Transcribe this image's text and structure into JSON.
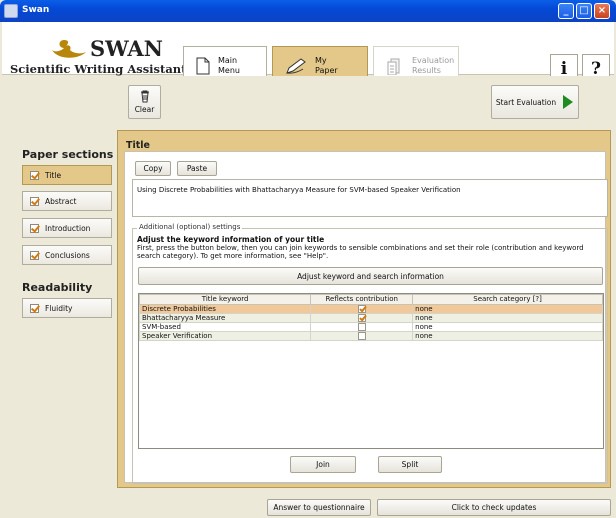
{
  "window": {
    "title": "Swan"
  },
  "logo": {
    "name": "SWAN",
    "subtitle": "Scientific Writing Assistant"
  },
  "nav": {
    "main_menu": "Main\nMenu",
    "my_paper": "My\nPaper",
    "evaluation_results": "Evaluation\nResults",
    "info_glyph": "i",
    "help_glyph": "?"
  },
  "toolbar": {
    "clear_label": "Clear",
    "start_label": "Start Evaluation"
  },
  "sidebar": {
    "paper_sections_heading": "Paper sections",
    "items": [
      {
        "label": "Title",
        "active": true
      },
      {
        "label": "Abstract",
        "active": false
      },
      {
        "label": "Introduction",
        "active": false
      },
      {
        "label": "Conclusions",
        "active": false
      }
    ],
    "readability_heading": "Readability",
    "readability_items": [
      {
        "label": "Fluidity"
      }
    ]
  },
  "main": {
    "title": "Title",
    "copy_label": "Copy",
    "paste_label": "Paste",
    "title_text": "Using Discrete Probabilities with Bhattacharyya Measure for SVM-based Speaker Verification",
    "settings_legend": "Additional (optional) settings",
    "settings_heading": "Adjust the keyword information of your title",
    "settings_text": "First, press the button below, then you can join keywords to sensible combinations and set their role (contribution and keyword search category). To get more information, see \"Help\".",
    "adjust_button": "Adjust keyword and search information",
    "table": {
      "headers": [
        "Title keyword",
        "Reflects contribution",
        "Search category [?]"
      ],
      "rows": [
        {
          "keyword": "Discrete Probabilities",
          "contribution": true,
          "category": "none"
        },
        {
          "keyword": "Bhattacharyya Measure",
          "contribution": true,
          "category": "none"
        },
        {
          "keyword": "SVM-based",
          "contribution": false,
          "category": "none"
        },
        {
          "keyword": "Speaker Verification",
          "contribution": false,
          "category": "none"
        }
      ]
    },
    "join_label": "Join",
    "split_label": "Split"
  },
  "footer": {
    "questionnaire_label": "Answer to questionnaire",
    "updates_label": "Click to check updates"
  },
  "colors": {
    "accent": "#e4c88a",
    "titlebar": "#0449d6",
    "selected_row": "#f0c89a"
  },
  "icons": [
    "swan-icon",
    "document-icon",
    "pen-icon",
    "results-icon",
    "trash-icon",
    "play-arrow-icon",
    "check-icon"
  ]
}
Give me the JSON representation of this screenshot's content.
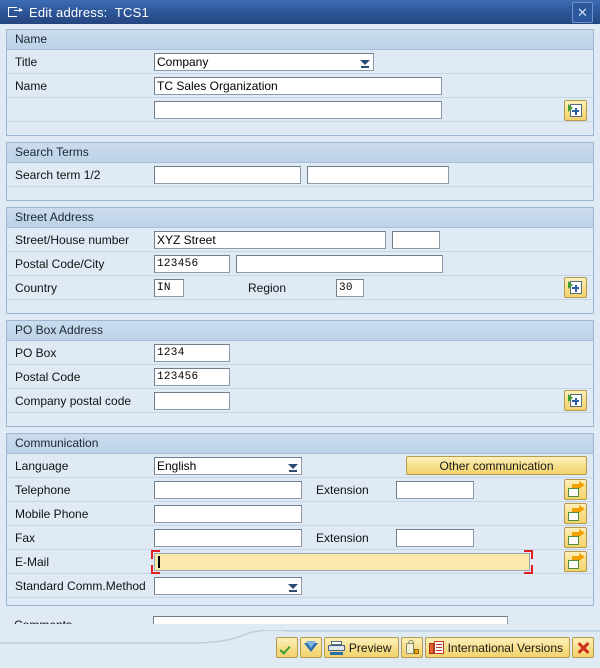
{
  "window": {
    "title": "Edit address:  TCS1",
    "title_icon": "edit-address-icon",
    "close_label": "✕"
  },
  "sections": {
    "name": {
      "header": "Name",
      "title_label": "Title",
      "title_value": "Company",
      "name_label": "Name",
      "name_value": "TC Sales Organization",
      "name2_value": "",
      "detail_icon": "address-detail-icon"
    },
    "search_terms": {
      "header": "Search Terms",
      "search_label": "Search term 1/2",
      "search1_value": "",
      "search2_value": ""
    },
    "street_address": {
      "header": "Street Address",
      "street_label": "Street/House number",
      "street_value": "XYZ Street",
      "house_value": "",
      "postal_city_label": "Postal Code/City",
      "postal_value": "123456",
      "city_value": "",
      "country_label": "Country",
      "country_value": "IN",
      "region_label": "Region",
      "region_value": "30",
      "detail_icon": "address-detail-icon"
    },
    "po_box": {
      "header": "PO Box Address",
      "pobox_label": "PO Box",
      "pobox_value": "1234",
      "postal_label": "Postal Code",
      "postal_value": "123456",
      "company_postal_label": "Company postal code",
      "company_postal_value": "",
      "detail_icon": "address-detail-icon"
    },
    "communication": {
      "header": "Communication",
      "language_label": "Language",
      "language_value": "English",
      "other_comm_button": "Other communication",
      "telephone_label": "Telephone",
      "telephone_value": "",
      "extension_label": "Extension",
      "telephone_ext_value": "",
      "mobile_label": "Mobile Phone",
      "mobile_value": "",
      "fax_label": "Fax",
      "fax_value": "",
      "fax_ext_label": "Extension",
      "fax_ext_value": "",
      "email_label": "E-Mail",
      "email_value": "",
      "std_comm_label": "Standard Comm.Method",
      "std_comm_value": "",
      "goto_icon": "goto-icon"
    }
  },
  "comments": {
    "label": "Comments",
    "value": ""
  },
  "toolbar": {
    "continue_label": "",
    "continue_icon": "green-check-icon",
    "more_icon": "chevron-down-icon",
    "preview_label": "Preview",
    "preview_icon": "printer-icon",
    "lock_icon": "lock-icon",
    "intl_versions_label": "International Versions",
    "intl_versions_icon": "international-versions-icon",
    "cancel_icon": "red-x-icon"
  },
  "colors": {
    "accent": "#2e589b",
    "button": "#f7e08e",
    "focus_field": "#fbe8ab",
    "focus_bracket": "#e02020",
    "panel": "#dfeaf5"
  }
}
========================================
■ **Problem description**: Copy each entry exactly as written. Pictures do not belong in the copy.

■ **Response to this exercise**:
Transcribe this image's text and structure into JSON.
{
  "window": {
    "title": "Swan"
  },
  "logo": {
    "name": "SWAN",
    "subtitle": "Scientific Writing Assistant"
  },
  "nav": {
    "main_menu": "Main\nMenu",
    "my_paper": "My\nPaper",
    "evaluation_results": "Evaluation\nResults",
    "info_glyph": "i",
    "help_glyph": "?"
  },
  "toolbar": {
    "clear_label": "Clear",
    "start_label": "Start Evaluation"
  },
  "sidebar": {
    "paper_sections_heading": "Paper sections",
    "items": [
      {
        "label": "Title",
        "active": true
      },
      {
        "label": "Abstract",
        "active": false
      },
      {
        "label": "Introduction",
        "active": false
      },
      {
        "label": "Conclusions",
        "active": false
      }
    ],
    "readability_heading": "Readability",
    "readability_items": [
      {
        "label": "Fluidity"
      }
    ]
  },
  "main": {
    "title": "Title",
    "copy_label": "Copy",
    "paste_label": "Paste",
    "title_text": "Using Discrete Probabilities with Bhattacharyya Measure for SVM-based Speaker Verification",
    "settings_legend": "Additional (optional) settings",
    "settings_heading": "Adjust the keyword information of your title",
    "settings_text": "First, press the button below, then you can join keywords to sensible combinations and set their role (contribution and keyword search category). To get more information, see \"Help\".",
    "adjust_button": "Adjust keyword and search information",
    "table": {
      "headers": [
        "Title keyword",
        "Reflects contribution",
        "Search category [?]"
      ],
      "rows": [
        {
          "keyword": "Discrete Probabilities",
          "contribution": true,
          "category": "none"
        },
        {
          "keyword": "Bhattacharyya Measure",
          "contribution": true,
          "category": "none"
        },
        {
          "keyword": "SVM-based",
          "contribution": false,
          "category": "none"
        },
        {
          "keyword": "Speaker Verification",
          "contribution": false,
          "category": "none"
        }
      ]
    },
    "join_label": "Join",
    "split_label": "Split"
  },
  "footer": {
    "questionnaire_label": "Answer to questionnaire",
    "updates_label": "Click to check updates"
  },
  "colors": {
    "accent": "#e4c88a",
    "titlebar": "#0449d6",
    "selected_row": "#f0c89a"
  },
  "icons": [
    "swan-icon",
    "document-icon",
    "pen-icon",
    "results-icon",
    "trash-icon",
    "play-arrow-icon",
    "check-icon"
  ]
}
Give me the JSON representation of this screenshot's content.
{
  "window": {
    "title": "Edit address:  TCS1",
    "title_icon": "edit-address-icon",
    "close_label": "✕"
  },
  "sections": {
    "name": {
      "header": "Name",
      "title_label": "Title",
      "title_value": "Company",
      "name_label": "Name",
      "name_value": "TC Sales Organization",
      "name2_value": "",
      "detail_icon": "address-detail-icon"
    },
    "search_terms": {
      "header": "Search Terms",
      "search_label": "Search term 1/2",
      "search1_value": "",
      "search2_value": ""
    },
    "street_address": {
      "header": "Street Address",
      "street_label": "Street/House number",
      "street_value": "XYZ Street",
      "house_value": "",
      "postal_city_label": "Postal Code/City",
      "postal_value": "123456",
      "city_value": "",
      "country_label": "Country",
      "country_value": "IN",
      "region_label": "Region",
      "region_value": "30",
      "detail_icon": "address-detail-icon"
    },
    "po_box": {
      "header": "PO Box Address",
      "pobox_label": "PO Box",
      "pobox_value": "1234",
      "postal_label": "Postal Code",
      "postal_value": "123456",
      "company_postal_label": "Company postal code",
      "company_postal_value": "",
      "detail_icon": "address-detail-icon"
    },
    "communication": {
      "header": "Communication",
      "language_label": "Language",
      "language_value": "English",
      "other_comm_button": "Other communication",
      "telephone_label": "Telephone",
      "telephone_value": "",
      "extension_label": "Extension",
      "telephone_ext_value": "",
      "mobile_label": "Mobile Phone",
      "mobile_value": "",
      "fax_label": "Fax",
      "fax_value": "",
      "fax_ext_label": "Extension",
      "fax_ext_value": "",
      "email_label": "E-Mail",
      "email_value": "",
      "std_comm_label": "Standard Comm.Method",
      "std_comm_value": "",
      "goto_icon": "goto-icon"
    }
  },
  "comments": {
    "label": "Comments",
    "value": ""
  },
  "toolbar": {
    "continue_label": "",
    "continue_icon": "green-check-icon",
    "more_icon": "chevron-down-icon",
    "preview_label": "Preview",
    "preview_icon": "printer-icon",
    "lock_icon": "lock-icon",
    "intl_versions_label": "International Versions",
    "intl_versions_icon": "international-versions-icon",
    "cancel_icon": "red-x-icon"
  },
  "colors": {
    "accent": "#2e589b",
    "button": "#f7e08e",
    "focus_field": "#fbe8ab",
    "focus_bracket": "#e02020",
    "panel": "#dfeaf5"
  }
}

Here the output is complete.